Russia's artillery fire was focused on Bakhmut, a ravaged city in Donetsk province and a main target for Russian President Vladimir Putin. Its capture could provide Russia with a stepping stone to further cities in the region and potentially give momentum to its offensive. 

NATO's defense ministers were meeting in Brussels for a two-day gathering to discuss the war and ammunition stocks.

Zelenskyy said Russia was rushing to advance as far as it could before Ukraine could muster strength. "That is why speed is of the essence," Zelenskyy said in an evening video address.
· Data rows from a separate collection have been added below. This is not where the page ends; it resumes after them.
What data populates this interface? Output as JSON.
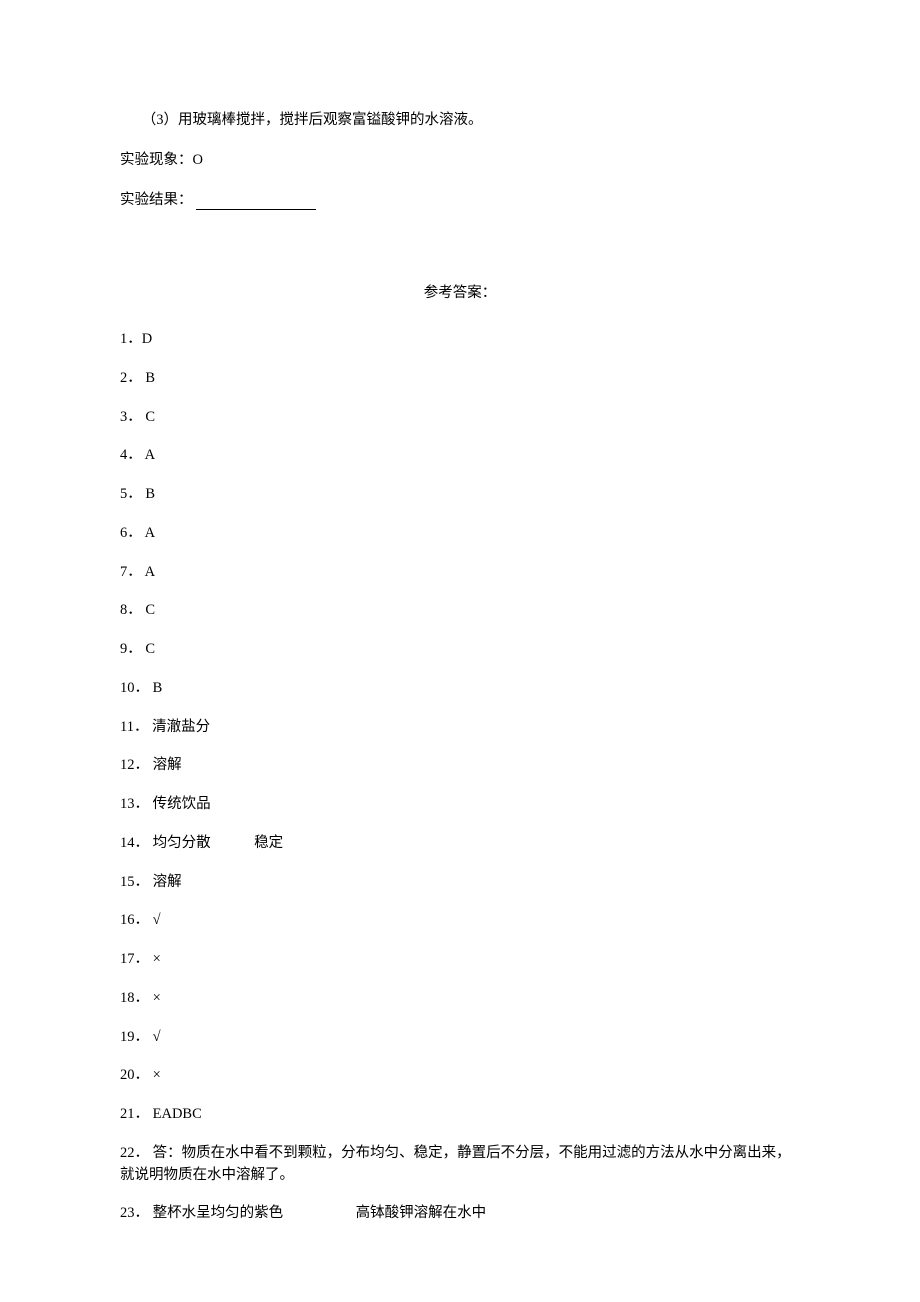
{
  "q3": {
    "text": "（3）用玻璃棒搅拌，搅拌后观察富镒酸钾的水溶液。"
  },
  "phenomenon": {
    "label": "实验现象：",
    "value": "O"
  },
  "result": {
    "label": "实验结果："
  },
  "answer_title": "参考答案：",
  "answers": [
    {
      "num": "1．",
      "text": "D"
    },
    {
      "num": "2．",
      "text": " B"
    },
    {
      "num": "3．",
      "text": " C"
    },
    {
      "num": "4．",
      "text": " A"
    },
    {
      "num": "5．",
      "text": " B"
    },
    {
      "num": "6．",
      "text": " A"
    },
    {
      "num": "7．",
      "text": " A"
    },
    {
      "num": "8．",
      "text": " C"
    },
    {
      "num": "9．",
      "text": " C"
    },
    {
      "num": "10．",
      "text": " B"
    },
    {
      "num": "11．",
      "text": " 清澈盐分"
    },
    {
      "num": "12．",
      "text": " 溶解"
    },
    {
      "num": "13．",
      "text": " 传统饮品"
    },
    {
      "num": "14．",
      "text": " 均匀分散　　　稳定"
    },
    {
      "num": "15．",
      "text": " 溶解"
    },
    {
      "num": "16．",
      "text": " √"
    },
    {
      "num": "17．",
      "text": " ×"
    },
    {
      "num": "18．",
      "text": " ×"
    },
    {
      "num": "19．",
      "text": " √"
    },
    {
      "num": "20．",
      "text": " ×"
    },
    {
      "num": "21．",
      "text": " EADBC"
    }
  ],
  "answer22": {
    "num": "22．",
    "text": " 答：物质在水中看不到颗粒，分布均匀、稳定，静置后不分层，不能用过滤的方法从水中分离出来，就说明物质在水中溶解了。"
  },
  "answer23": {
    "num": "23．",
    "text": " 整杯水呈均匀的紫色　　　　　高钵酸钾溶解在水中"
  }
}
"Speed in everything — adopting decisions, carrying out decisions, shipping supplies, training. Speed saves people's lives, speed brings back security, and I thank all our partners who realize that speed is important," he added.
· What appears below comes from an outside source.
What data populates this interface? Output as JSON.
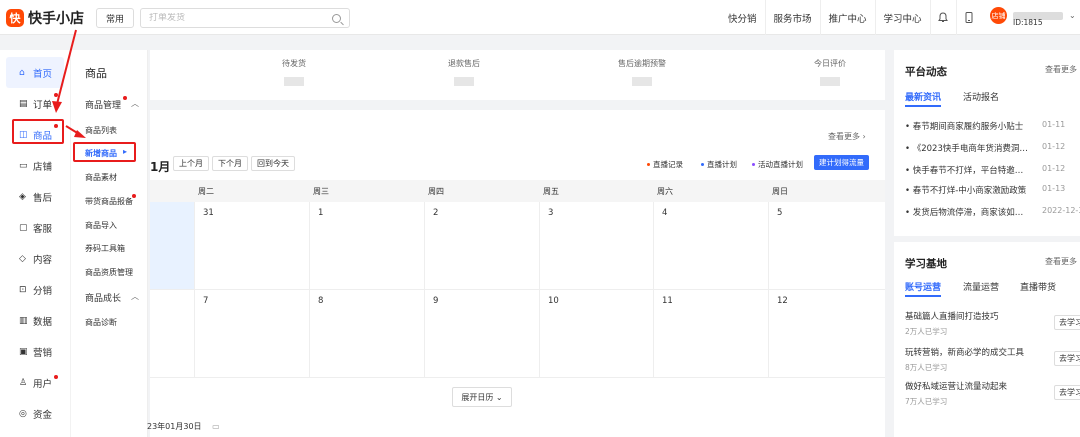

Russia claims success in offensive in eastern Ukraine

Russia reported a breakthrough through Ukrainian defense lines in part of the Luhansk region.
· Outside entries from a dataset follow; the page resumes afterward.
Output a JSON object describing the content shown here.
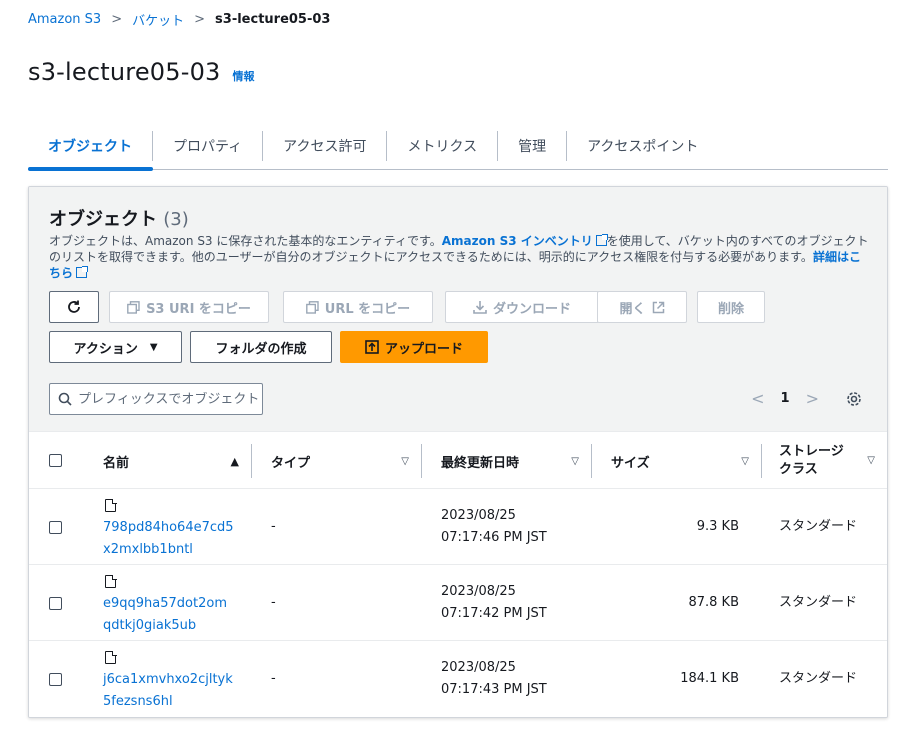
{
  "breadcrumb": {
    "root": "Amazon S3",
    "middle": "バケット",
    "current": "s3-lecture05-03"
  },
  "page": {
    "title": "s3-lecture05-03",
    "info": "情報"
  },
  "tabs": [
    "オブジェクト",
    "プロパティ",
    "アクセス許可",
    "メトリクス",
    "管理",
    "アクセスポイント"
  ],
  "panel": {
    "title": "オブジェクト",
    "count": "(3)",
    "desc_pre": "オブジェクトは、Amazon S3 に保存された基本的なエンティティです。",
    "desc_link1": "Amazon S3 インベントリ",
    "desc_mid": "を使用して、バケット内のすべてのオブジェクトのリストを取得できます。他のユーザーが自分のオブジェクトにアクセスできるためには、明示的にアクセス権限を付与する必要があります。",
    "desc_link2": "詳細はこちら"
  },
  "buttons": {
    "refresh": "",
    "copy_s3_uri": "S3 URI をコピー",
    "copy_url": "URL をコピー",
    "download": "ダウンロード",
    "open": "開く",
    "delete": "削除",
    "actions": "アクション",
    "create_folder": "フォルダの作成",
    "upload": "アップロード"
  },
  "search": {
    "placeholder": "プレフィックスでオブジェクトを検索"
  },
  "pager": {
    "page": "1"
  },
  "table": {
    "headers": {
      "name": "名前",
      "type": "タイプ",
      "modified": "最終更新日時",
      "size": "サイズ",
      "storage1": "ストレージ",
      "storage2": "クラス"
    },
    "rows": [
      {
        "name1": "798pd84ho64e7cd5",
        "name2": "x2mxlbb1bntl",
        "type": "-",
        "date": "2023/08/25",
        "time": "07:17:46 PM JST",
        "size": "9.3 KB",
        "storage": "スタンダード"
      },
      {
        "name1": "e9qq9ha57dot2om",
        "name2": "qdtkj0giak5ub",
        "type": "-",
        "date": "2023/08/25",
        "time": "07:17:42 PM JST",
        "size": "87.8 KB",
        "storage": "スタンダード"
      },
      {
        "name1": "j6ca1xmvhxo2cjltyk",
        "name2": "5fezsns6hl",
        "type": "-",
        "date": "2023/08/25",
        "time": "07:17:43 PM JST",
        "size": "184.1 KB",
        "storage": "スタンダード"
      }
    ]
  }
}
"During the offensive...  the Ukrainian troops randomly retreated to a distance of up to three kilometers (1.9 miles) from the previously occupied lines," the ministry said on the Telegram messaging app.

A Ukrainian soldier patrols the street in Bakhmut
The Russian Defense Ministry said its troops had breached the second line of defense in a recent attackImage: Libkos/AP Photo/picture alliance

"Even the more fortified second line of defense of the enemy could not hold the breakthrough of the Russian military," the ministry added. The ministry did not say in which part of the eastern Ukrainian region of Luhansk the offensive took place. 

Ukraine has recently reported increasingly heavy Russian shelling along the frontline in the east of the country and describes the situation as difficult, even if many Russian attacks could have been repelled. 

Russia now holds areas of the southern regions of Kherson and Zaporizhzhia, including its nuclear plant, nearly all of Luhansk and over half of Donetsk, including its regional capital.

Extraordinary session of Russian parliament ahead of war anniversary

Two days before the one-year anniversary of Russia's invasion of Ukraine, the upper chamber of Russia's parliament is set to hold an extraordinary session, Russian media reported.

Vyacheslav Timchenko, a senior lawmaker, told the Russian news agency RIA that the meeting would center on the adoption of laws regarding the integration of four Ukrainian regions into the Russian Federation.

Russian President Vladimir Putin is set to hold his annual speech during a joint meeting of Russia's two houses of parliament, the federal assembly, on 21 February. 

Russia holds at least 6,000 Ukrainian children for 're-education' — report

A US-backed report that was published on Tuesday estimated that Russia was holding at least 6,000 Ukrainian children, with the possibility of higher numbers, in sites in Crimea. Russia's primary purpose was stated to be political re-education. 

Germany took in over 1 million Ukrainians last year

"To date, we have offered shelter to 1,062,000 Ukrainians from Putin's brutal attacks," German Interior Minister Nancy Faeser told the Düsseldorf-based Rheinische Post, highlighting Germany's efforts to provide shelter for war refugees from Ukraine in 2022.  

Eight out of ten refugees came to Germany from Ukraine last year, she added. Faeser called for a more equal distribution of war refugees across Europe.

los/fb (AFP, dpa, epd, Reuters)